Learning Goals and Objectives

The Cognitive Psychology Doctoral Program trains psychologists in the scientific study of human and animal information processing. 


Our program focuses on training scientists who are experts in research and theory in modern cognitive psychology. In particular, our program provides training in the study of animal cognition, attention, auditory perception, categorization, cognitive neuroscience, computational modeling, development, eye movements and cognition, language, learning, memory, motor control and music psychology. The program also provides advanced instruction in statistics, experimental design and contemporary scientific methods used to study mental processes (e.g., eye tracking, evoked potentials and a variety of behavioral methods).

The program’s training model is sequential, cumulative and increasingly complex as a student advances because the program is designed to produce independent scholars. The education and training objectives of the program are addressed through an interrelated program of academic course work and research experience. Students are involved in empirical research continuously from the time of their arrival in the program. Program unity is achieved through core experience required of all cognitive students. Diversity is also encouraged and available through specialty training, electives and research activities in the research laboratories of faculty outside of the primary mentor.

Students also participate in other less structured activities, including colloquia, cognitive Brown Bag presentations, professional association activities, conference presentations, interdisciplinary campus events, department governance and peer advising.
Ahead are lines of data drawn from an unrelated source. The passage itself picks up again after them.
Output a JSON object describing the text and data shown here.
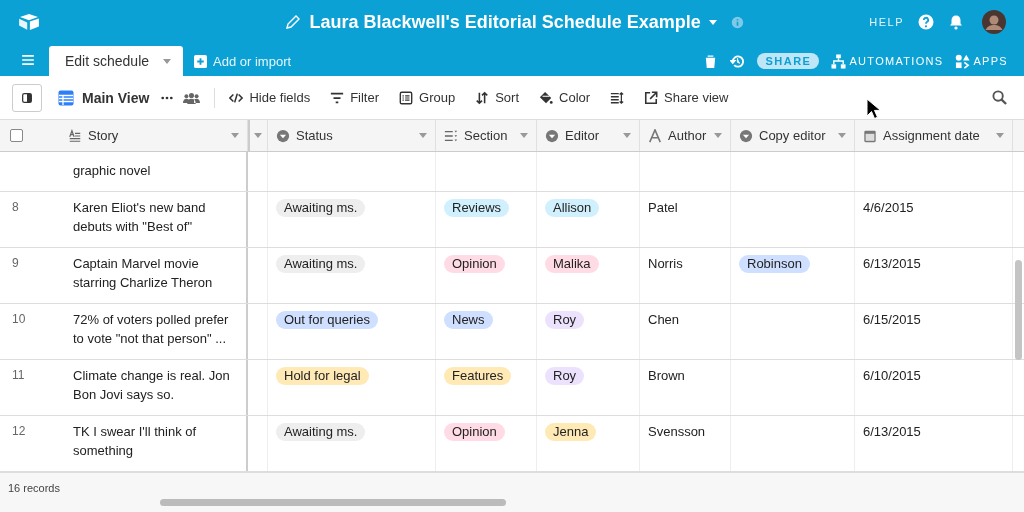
{
  "app_bar": {
    "title": "Laura Blackwell's Editorial Schedule Example",
    "help": "HELP"
  },
  "tabs": [
    {
      "label": "Edit schedule",
      "selected": true
    }
  ],
  "add_import": "Add or import",
  "actions": [
    {
      "kind": "trash"
    },
    {
      "kind": "history"
    },
    {
      "kind": "share",
      "label": "SHARE"
    },
    {
      "kind": "automations",
      "label": "AUTOMATIONS"
    },
    {
      "kind": "apps",
      "label": "APPS"
    }
  ],
  "view": {
    "name": "Main View"
  },
  "toolbar": [
    {
      "kind": "hide",
      "label": "Hide fields"
    },
    {
      "kind": "filter",
      "label": "Filter"
    },
    {
      "kind": "group",
      "label": "Group"
    },
    {
      "kind": "sort",
      "label": "Sort"
    },
    {
      "kind": "color",
      "label": "Color"
    },
    {
      "kind": "height"
    },
    {
      "kind": "shareview",
      "label": "Share view"
    }
  ],
  "select_all": {
    "checked": false
  },
  "columns": [
    {
      "label": "Story",
      "kind": "text"
    },
    {
      "label": "Status",
      "kind": "select"
    },
    {
      "label": "Section",
      "kind": "multi"
    },
    {
      "label": "Editor",
      "kind": "select"
    },
    {
      "label": "Author",
      "kind": "author"
    },
    {
      "label": "Copy editor",
      "kind": "select"
    },
    {
      "label": "Assignment date",
      "kind": "date"
    }
  ],
  "rows": [
    {
      "partial": true,
      "story": "graphic novel"
    },
    {
      "partial": false,
      "number": "8",
      "story": "Karen Eliot's new band debuts with \"Best of\"",
      "status": {
        "text": "Awaiting ms.",
        "color": "#eeeeee"
      },
      "section": {
        "text": "Reviews",
        "color": "#d0f0fd"
      },
      "editor": {
        "text": "Allison",
        "color": "#d0f0fd"
      },
      "author": "Patel",
      "date": "4/6/2015"
    },
    {
      "partial": false,
      "number": "9",
      "story": "Captain Marvel movie starring Charlize Theron",
      "status": {
        "text": "Awaiting ms.",
        "color": "#eeeeee"
      },
      "section": {
        "text": "Opinion",
        "color": "#ffdce5"
      },
      "editor": {
        "text": "Malika",
        "color": "#ffdce5"
      },
      "author": "Norris",
      "copy_editor": {
        "text": "Robinson",
        "color": "#cfdfff"
      },
      "date": "6/13/2015"
    },
    {
      "partial": false,
      "number": "10",
      "story": "72% of voters polled prefer to vote \"not that person\" ...",
      "status": {
        "text": "Out for queries",
        "color": "#cfdfff"
      },
      "section": {
        "text": "News",
        "color": "#cfdfff"
      },
      "editor": {
        "text": "Roy",
        "color": "#ede2fe"
      },
      "author": "Chen",
      "date": "6/15/2015"
    },
    {
      "partial": false,
      "number": "11",
      "story": "Climate change is real. Jon Bon Jovi says so.",
      "status": {
        "text": "Hold for legal",
        "color": "#ffeab6"
      },
      "section": {
        "text": "Features",
        "color": "#ffeab6"
      },
      "editor": {
        "text": "Roy",
        "color": "#ede2fe"
      },
      "author": "Brown",
      "date": "6/10/2015"
    },
    {
      "partial": false,
      "number": "12",
      "story": "TK I swear I'll think of something",
      "status": {
        "text": "Awaiting ms.",
        "color": "#eeeeee"
      },
      "section": {
        "text": "Opinion",
        "color": "#ffdce5"
      },
      "editor": {
        "text": "Jenna",
        "color": "#ffeab6"
      },
      "author": "Svensson",
      "date": "6/13/2015"
    }
  ],
  "footer": {
    "records": "16 records"
  }
}
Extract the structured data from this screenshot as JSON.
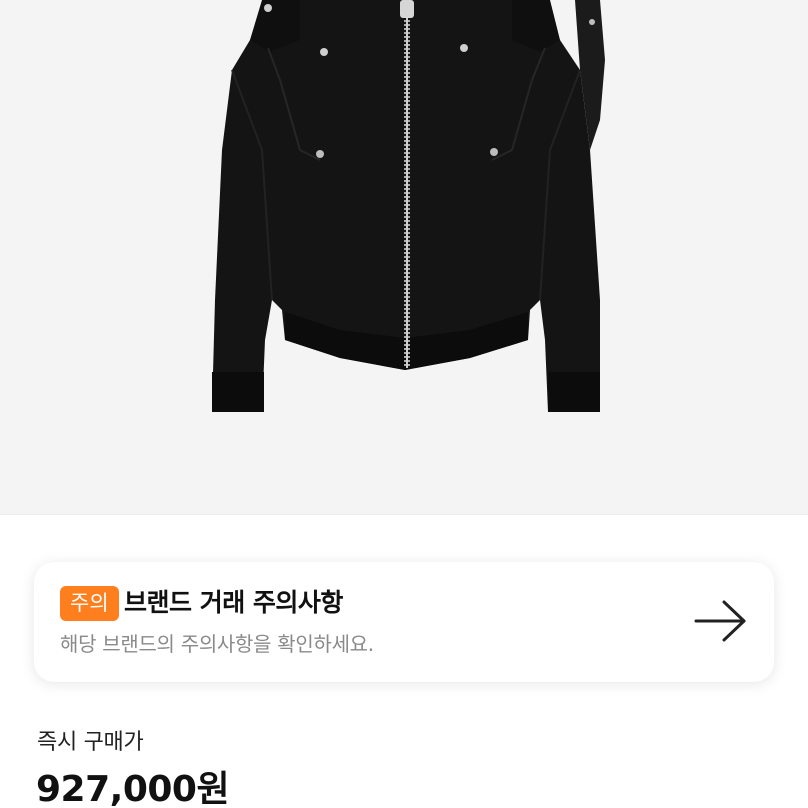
{
  "product": {
    "image_icon": "black-bomber-jacket"
  },
  "notice": {
    "badge": "주의",
    "title": "브랜드 거래 주의사항",
    "description": "해당 브랜드의 주의사항을 확인하세요.",
    "arrow_icon": "arrow-right-icon",
    "badge_color": "#ff7e1d"
  },
  "purchase": {
    "label": "즉시 구매가",
    "price": "927,000원"
  }
}
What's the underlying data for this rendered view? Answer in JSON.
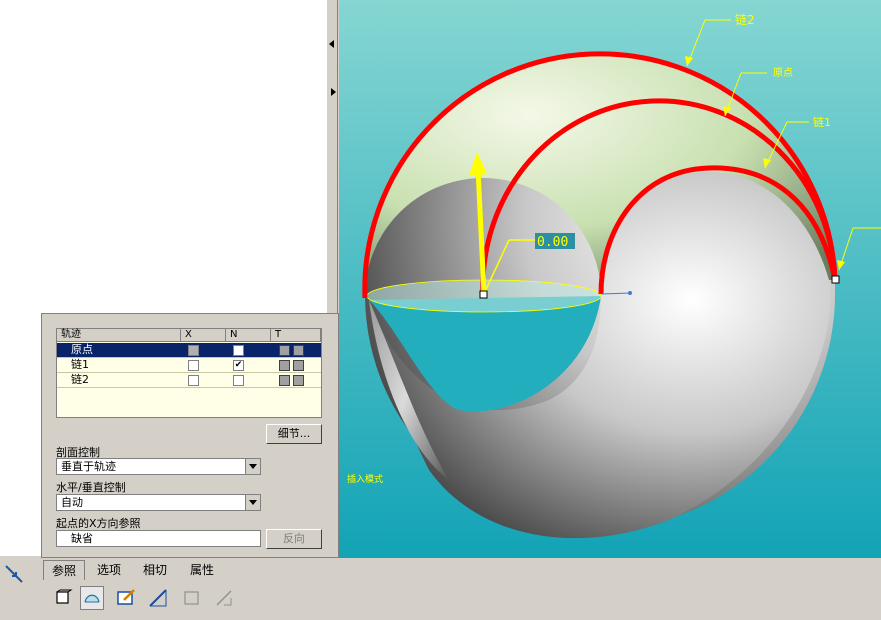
{
  "viewport": {
    "labels": {
      "chain2": "链2",
      "origin": "原点",
      "chain1": "链1",
      "dim_value": "0.00",
      "mode_text": "插入模式"
    },
    "colors": {
      "background_top": "#7fd3cf",
      "background_bottom": "#17a8b8",
      "trajectory": "#ff0000",
      "annotation": "#ffff00"
    }
  },
  "dashboard": {
    "table": {
      "headers": [
        "轨迹",
        "X",
        "N",
        "T"
      ],
      "rows": [
        {
          "name": "原点",
          "x": "",
          "n": "",
          "selected": true
        },
        {
          "name": "链1",
          "x": "",
          "n": "✔",
          "selected": false
        },
        {
          "name": "链2",
          "x": "",
          "n": "",
          "selected": false
        }
      ]
    },
    "details_button": "细节...",
    "section_control_label": "剖面控制",
    "section_control_value": "垂直于轨迹",
    "hv_control_label": "水平/垂直控制",
    "hv_control_value": "自动",
    "x_ref_label": "起点的X方向参照",
    "x_ref_value": "缺省",
    "flip_button": "反向"
  },
  "tabs": [
    "参照",
    "选项",
    "相切",
    "属性"
  ],
  "toolbar_icons": [
    "solid-icon",
    "surface-icon",
    "sketch-icon",
    "remove-material-icon",
    "thicken-icon",
    "trim-icon"
  ]
}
Thus, students not only complete a rigorous academic program but also become members of the psychological community interacting with program faculty, professional social psychologists outside the program and fellow students on both scholarly and personal levels. 

Specific Goals and Objectives for PhD Students in Cognitive Psychology